• Your objective:
Records appear below. Give all of them again, exactly.

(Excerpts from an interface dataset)
___
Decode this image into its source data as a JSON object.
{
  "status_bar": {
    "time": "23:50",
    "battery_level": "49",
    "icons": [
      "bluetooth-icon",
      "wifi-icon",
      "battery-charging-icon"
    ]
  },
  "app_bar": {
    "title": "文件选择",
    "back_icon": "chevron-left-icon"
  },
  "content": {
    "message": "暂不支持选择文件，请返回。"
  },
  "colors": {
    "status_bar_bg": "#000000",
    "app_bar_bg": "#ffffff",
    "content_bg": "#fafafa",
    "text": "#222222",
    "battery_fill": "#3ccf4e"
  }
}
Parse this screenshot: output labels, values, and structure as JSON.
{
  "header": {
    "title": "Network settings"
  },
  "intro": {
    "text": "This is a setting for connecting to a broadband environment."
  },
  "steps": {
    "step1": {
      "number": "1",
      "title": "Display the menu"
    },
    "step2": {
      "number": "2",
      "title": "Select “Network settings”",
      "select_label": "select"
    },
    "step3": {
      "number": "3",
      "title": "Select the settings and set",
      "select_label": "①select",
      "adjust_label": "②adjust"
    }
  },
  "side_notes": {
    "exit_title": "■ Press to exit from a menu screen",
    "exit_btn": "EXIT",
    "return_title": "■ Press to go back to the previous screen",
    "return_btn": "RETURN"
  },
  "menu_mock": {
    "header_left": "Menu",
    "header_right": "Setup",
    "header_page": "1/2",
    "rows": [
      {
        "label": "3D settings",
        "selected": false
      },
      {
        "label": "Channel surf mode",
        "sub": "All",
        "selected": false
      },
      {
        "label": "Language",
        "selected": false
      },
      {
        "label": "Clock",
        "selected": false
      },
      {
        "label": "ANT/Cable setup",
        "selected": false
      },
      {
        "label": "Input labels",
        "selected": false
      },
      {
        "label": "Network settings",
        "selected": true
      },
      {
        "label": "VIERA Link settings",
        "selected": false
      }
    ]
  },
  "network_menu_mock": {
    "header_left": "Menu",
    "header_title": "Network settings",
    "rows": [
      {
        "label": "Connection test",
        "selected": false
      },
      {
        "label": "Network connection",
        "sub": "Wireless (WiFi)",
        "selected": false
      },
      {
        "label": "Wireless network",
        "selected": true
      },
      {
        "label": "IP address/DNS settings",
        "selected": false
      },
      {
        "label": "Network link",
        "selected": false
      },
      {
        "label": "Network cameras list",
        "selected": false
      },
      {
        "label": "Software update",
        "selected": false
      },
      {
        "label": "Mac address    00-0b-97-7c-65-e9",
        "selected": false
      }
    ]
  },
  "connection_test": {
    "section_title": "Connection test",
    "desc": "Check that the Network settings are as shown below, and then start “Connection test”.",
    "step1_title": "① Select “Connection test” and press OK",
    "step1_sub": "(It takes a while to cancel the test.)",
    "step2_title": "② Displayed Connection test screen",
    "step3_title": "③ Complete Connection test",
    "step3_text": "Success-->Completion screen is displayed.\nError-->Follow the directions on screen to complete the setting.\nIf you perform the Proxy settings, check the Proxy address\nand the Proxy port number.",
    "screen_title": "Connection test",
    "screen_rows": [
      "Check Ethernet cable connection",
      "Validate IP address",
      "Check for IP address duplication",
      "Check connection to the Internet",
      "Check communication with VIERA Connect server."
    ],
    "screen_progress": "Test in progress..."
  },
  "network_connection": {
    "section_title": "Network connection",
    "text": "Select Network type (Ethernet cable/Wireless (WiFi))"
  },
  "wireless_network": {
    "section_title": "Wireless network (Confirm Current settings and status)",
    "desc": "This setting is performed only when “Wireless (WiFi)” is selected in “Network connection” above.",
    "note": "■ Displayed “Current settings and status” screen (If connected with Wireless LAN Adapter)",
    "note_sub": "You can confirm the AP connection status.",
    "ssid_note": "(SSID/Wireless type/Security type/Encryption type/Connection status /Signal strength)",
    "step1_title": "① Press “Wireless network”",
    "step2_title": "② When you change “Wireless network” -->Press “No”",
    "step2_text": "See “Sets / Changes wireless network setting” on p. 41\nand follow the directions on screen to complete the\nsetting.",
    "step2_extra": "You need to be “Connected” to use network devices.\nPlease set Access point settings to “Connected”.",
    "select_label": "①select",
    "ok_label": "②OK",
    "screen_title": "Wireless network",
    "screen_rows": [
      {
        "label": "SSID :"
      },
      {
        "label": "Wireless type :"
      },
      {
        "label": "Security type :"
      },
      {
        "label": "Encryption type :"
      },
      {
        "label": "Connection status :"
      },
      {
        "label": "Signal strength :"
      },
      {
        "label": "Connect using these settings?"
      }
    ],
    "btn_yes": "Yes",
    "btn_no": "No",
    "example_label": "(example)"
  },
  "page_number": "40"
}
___
• Final answer:
Decode this image into its source data as a JSON object.
{
  "status_bar": {
    "time": "23:50",
    "battery_level": "49",
    "icons": [
      "bluetooth-icon",
      "wifi-icon",
      "battery-charging-icon"
    ]
  },
  "app_bar": {
    "title": "文件选择",
    "back_icon": "chevron-left-icon"
  },
  "content": {
    "message": "暂不支持选择文件，请返回。"
  },
  "colors": {
    "status_bar_bg": "#000000",
    "app_bar_bg": "#ffffff",
    "content_bg": "#fafafa",
    "text": "#222222",
    "battery_fill": "#3ccf4e"
  }
}
Parse this screenshot: output labels, values, and structure as JSON.
{
  "header": {
    "title": "Network settings"
  },
  "intro": {
    "text": "This is a setting for connecting to a broadband environment."
  },
  "steps": {
    "step1": {
      "number": "1",
      "title": "Display the menu"
    },
    "step2": {
      "number": "2",
      "title": "Select “Network settings”",
      "select_label": "select"
    },
    "step3": {
      "number": "3",
      "title": "Select the settings and set",
      "select_label": "①select",
      "adjust_label": "②adjust"
    }
  },
  "side_notes": {
    "exit_title": "■ Press to exit from a menu screen",
    "exit_btn": "EXIT",
    "return_title": "■ Press to go back to the previous screen",
    "return_btn": "RETURN"
  },
  "menu_mock": {
    "header_left": "Menu",
    "header_right": "Setup",
    "header_page": "1/2",
    "rows": [
      {
        "label": "3D settings",
        "selected": false
      },
      {
        "label": "Channel surf mode",
        "sub": "All",
        "selected": false
      },
      {
        "label": "Language",
        "selected": false
      },
      {
        "label": "Clock",
        "selected": false
      },
      {
        "label": "ANT/Cable setup",
        "selected": false
      },
      {
        "label": "Input labels",
        "selected": false
      },
      {
        "label": "Network settings",
        "selected": true
      },
      {
        "label": "VIERA Link settings",
        "selected": false
      }
    ]
  },
  "network_menu_mock": {
    "header_left": "Menu",
    "header_title": "Network settings",
    "rows": [
      {
        "label": "Connection test",
        "selected": false
      },
      {
        "label": "Network connection",
        "sub": "Wireless (WiFi)",
        "selected": false
      },
      {
        "label": "Wireless network",
        "selected": true
      },
      {
        "label": "IP address/DNS settings",
        "selected": false
      },
      {
        "label": "Network link",
        "selected": false
      },
      {
        "label": "Network cameras list",
        "selected": false
      },
      {
        "label": "Software update",
        "selected": false
      },
      {
        "label": "Mac address    00-0b-97-7c-65-e9",
        "selected": false
      }
    ]
  },
  "connection_test": {
    "section_title": "Connection test",
    "desc": "Check that the Network settings are as shown below, and then start “Connection test”.",
    "step1_title": "① Select “Connection test” and press OK",
    "step1_sub": "(It takes a while to cancel the test.)",
    "step2_title": "② Displayed Connection test screen",
    "step3_title": "③ Complete Connection test",
    "step3_text": "Success-->Completion screen is displayed.\nError-->Follow the directions on screen to complete the setting.\nIf you perform the Proxy settings, check the Proxy address\nand the Proxy port number.",
    "screen_title": "Connection test",
    "screen_rows": [
      "Check Ethernet cable connection",
      "Validate IP address",
      "Check for IP address duplication",
      "Check connection to the Internet",
      "Check communication with VIERA Connect server."
    ],
    "screen_progress": "Test in progress..."
  },
  "network_connection": {
    "section_title": "Network connection",
    "text": "Select Network type (Ethernet cable/Wireless (WiFi))"
  },
  "wireless_network": {
    "section_title": "Wireless network (Confirm Current settings and status)",
    "desc": "This setting is performed only when “Wireless (WiFi)” is selected in “Network connection” above.",
    "note": "■ Displayed “Current settings and status” screen (If connected with Wireless LAN Adapter)",
    "note_sub": "You can confirm the AP connection status.",
    "ssid_note": "(SSID/Wireless type/Security type/Encryption type/Connection status /Signal strength)",
    "step1_title": "① Press “Wireless network”",
    "step2_title": "② When you change “Wireless network” -->Press “No”",
    "step2_text": "See “Sets / Changes wireless network setting” on p. 41\nand follow the directions on screen to complete the\nsetting.",
    "step2_extra": "You need to be “Connected” to use network devices.\nPlease set Access point settings to “Connected”.",
    "select_label": "①select",
    "ok_label": "②OK",
    "screen_title": "Wireless network",
    "screen_rows": [
      {
        "label": "SSID :"
      },
      {
        "label": "Wireless type :"
      },
      {
        "label": "Security type :"
      },
      {
        "label": "Encryption type :"
      },
      {
        "label": "Connection status :"
      },
      {
        "label": "Signal strength :"
      },
      {
        "label": "Connect using these settings?"
      }
    ],
    "btn_yes": "Yes",
    "btn_no": "No",
    "example_label": "(example)"
  },
  "page_number": "40"
}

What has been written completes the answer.